As consumers pine for more affordable vehicles, General Motors has announced it's nixing its most affordable electric models by year end.
Focusing on higher-margin EVs will allow the automaker to offer lower-priced EVs long term, GM says. But eliminating the Chevrolet Bolt EV and Bolt EUV in the face of demand seems counterintuitive for an automaker that says it is committed to affordable electrification for the mainstream.
Analysts said consumer confidence wavered in April as vehicle prices reached near-record highs. There is demand for more sub-$30,000 vehicles, but the average new-vehicle retail transaction price in April is expected to reach $46,044, according to J.D. Power and LMC Automotive.
Affordability concerns may even be powering a slight comeback for car models, after a decadeslong retreat in the U.S. Cars made up 21 percent of light-vehicle sales in the first quarter, rising from 19.6 percent at the end of 2021, according to the Automotive News Research & Data Center. The gain is noteworthy as car share has steadily declined since 2002.
To be sure, GM is offering some relative bargains on the gasoline-powered side of its lineup, including the newly introduced 2024 Chevrolet Trax, the brand's smallest crossover, which will start below $25,000 with shipping. Chevy is pushing the Trax as a possible answer for those who previously purchased its now retired small affordable sedans.
It is imperative that automakers refill their stock of lower-priced vehicles as inventory of microchips and other supply-constrained parts increases. During the pandemic and subsequent supply crisis, most automakers focused production on their expected return on investment. That was a wise strategy, but now they should concentrate on expanding their lower-priced models.
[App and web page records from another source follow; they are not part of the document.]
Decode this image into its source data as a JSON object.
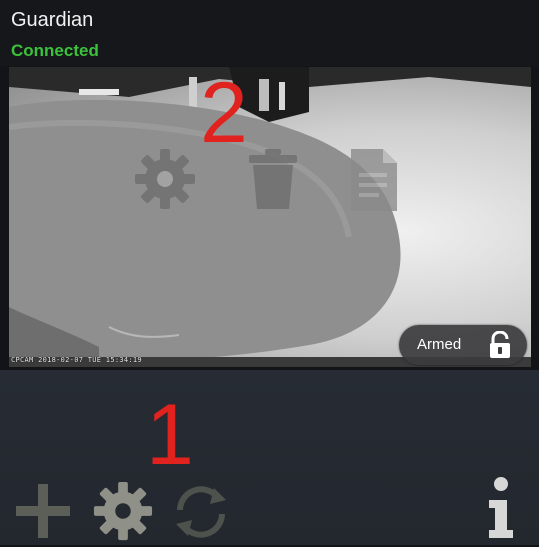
{
  "device": {
    "name": "Guardian",
    "status": "Connected"
  },
  "camera": {
    "timestamp": "CPCAM  2018-02-07  TUE  15:34:19",
    "armed_label": "Armed",
    "overlay_icons": [
      "gear-icon",
      "trash-icon",
      "document-icon"
    ]
  },
  "annotations": {
    "top": "2",
    "bottom": "1"
  },
  "toolbar": {
    "icons": [
      "plus-icon",
      "gear-icon",
      "refresh-icon",
      "info-icon"
    ]
  },
  "colors": {
    "status_green": "#3cc13b",
    "annotation_red": "#e0231f",
    "toolbar_bg": "#272c34"
  }
}
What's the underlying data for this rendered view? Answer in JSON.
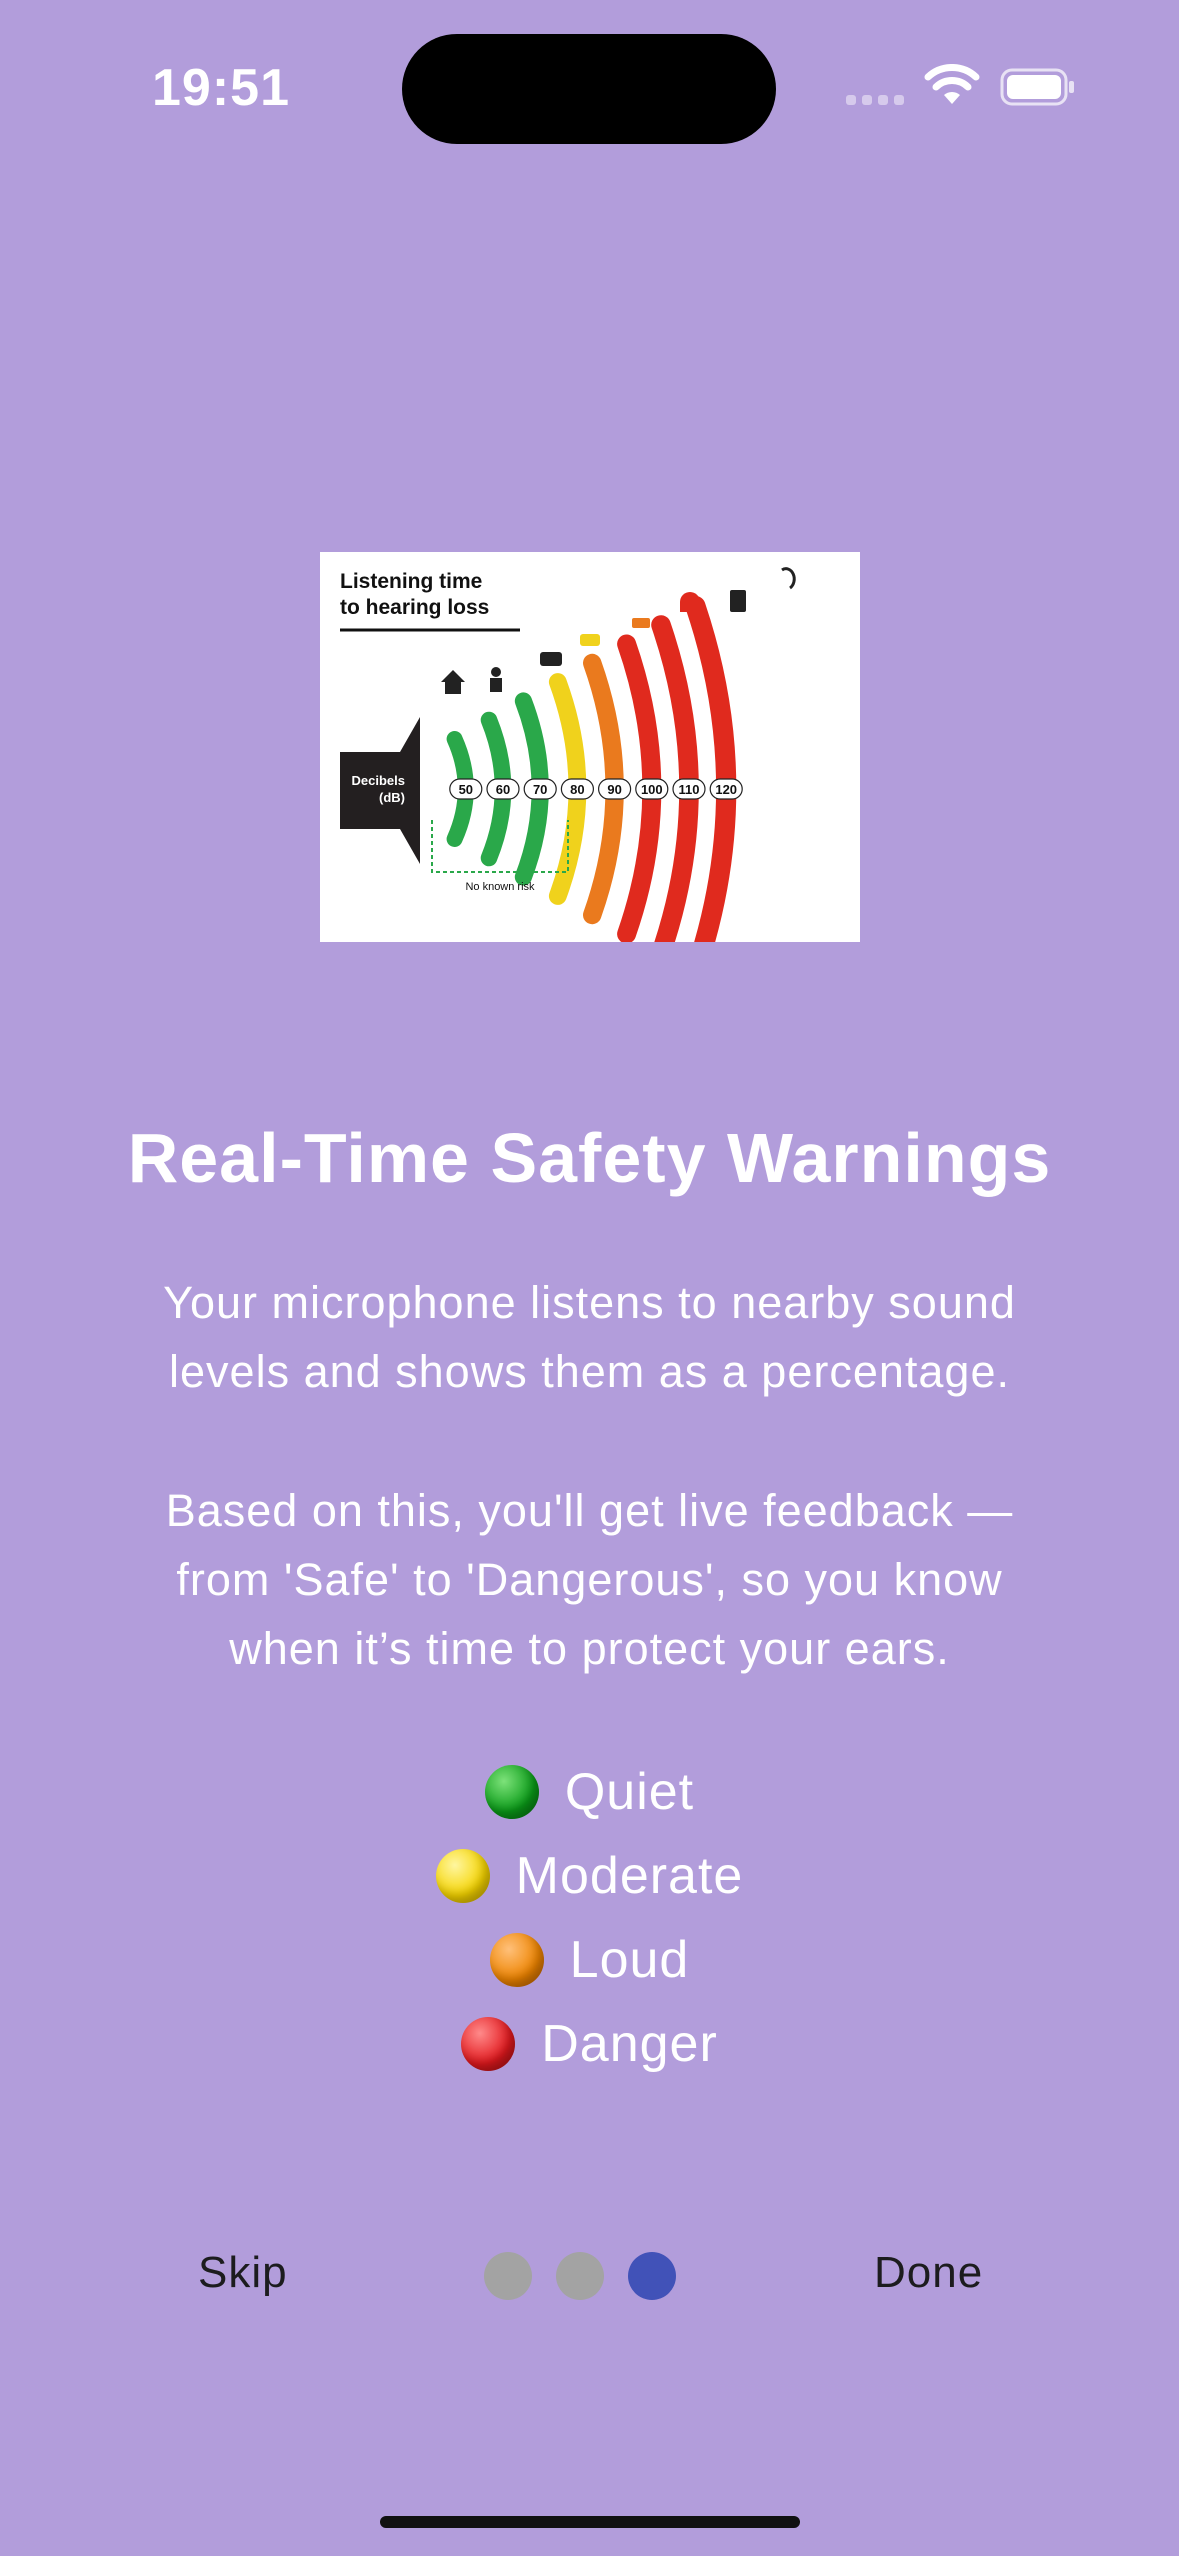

GM's decision to discontinue the Bolt EV and larger Bolt EUV may make strategic sense. They are built on a previous-generation platform and are not profitable. Plus, GM is renovating the Bolt plant so the company can build 600,000 electric pickups, which have much higher profit potential.
Still, price continues to be a formidable barrier to broader EV adoption. The share of new-vehicle shoppers who say they are very unlikely to buy EVs has grown over the past three months, due in part to their high prices, J.D. Power says.
Without affordable EVs, those who cite price as their primary obstacle to trying one will remain on the sidelines.